**EXERCISE INSTRUCTIONS**:
In the entries below, work out how many lines include "dobetterdnvr", and write only that number.

**INFORMATION PROVIDED**:
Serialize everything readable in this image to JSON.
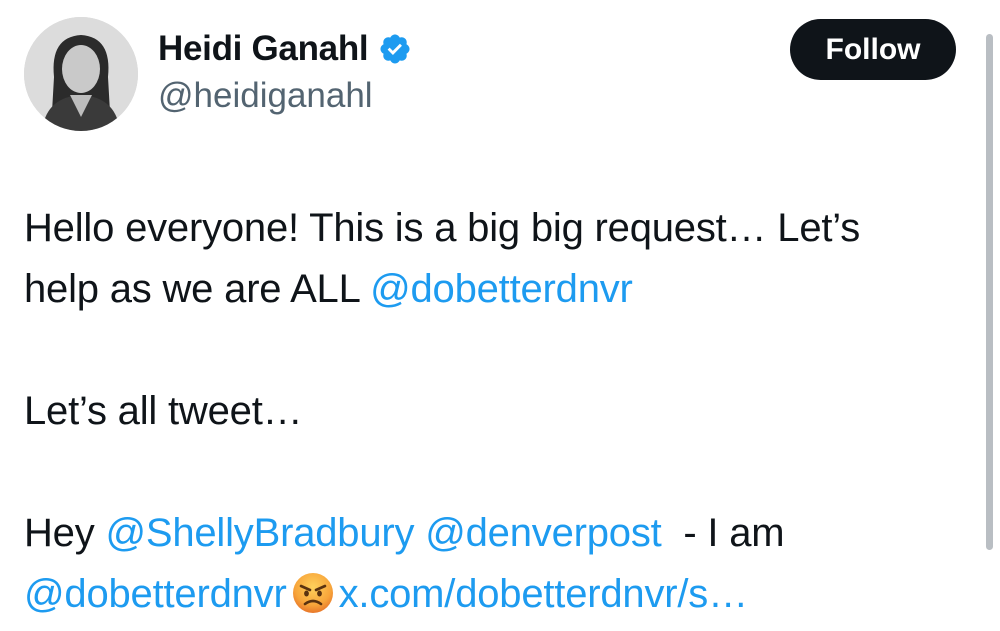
{
  "profile": {
    "display_name": "Heidi Ganahl",
    "handle": "@heidiganahl",
    "verified_icon": "verified-badge-icon",
    "colors": {
      "verified": "#1d9bf0"
    }
  },
  "follow_button": {
    "label": "Follow"
  },
  "tweet": {
    "line1": "Hello everyone! This is a big big request… Let’s",
    "line2_text": "help as we are ALL ",
    "line2_mention": "@dobetterdnvr",
    "line3": "Let’s all tweet…",
    "line4_text": "Hey ",
    "line4_mention1": "@ShellyBradbury",
    "line4_mention2": "@denverpost",
    "line4_tail": "  - I am",
    "line5_mention": "@dobetterdnvr",
    "line5_emoji": "angry-face-emoji",
    "line5_link": "x.com/dobetterdnvr/s…"
  },
  "colors": {
    "link": "#1d9bf0",
    "text": "#0f1419",
    "muted": "#536471",
    "button": "#0f1419"
  }
}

**WRITTEN ANSWER**:
3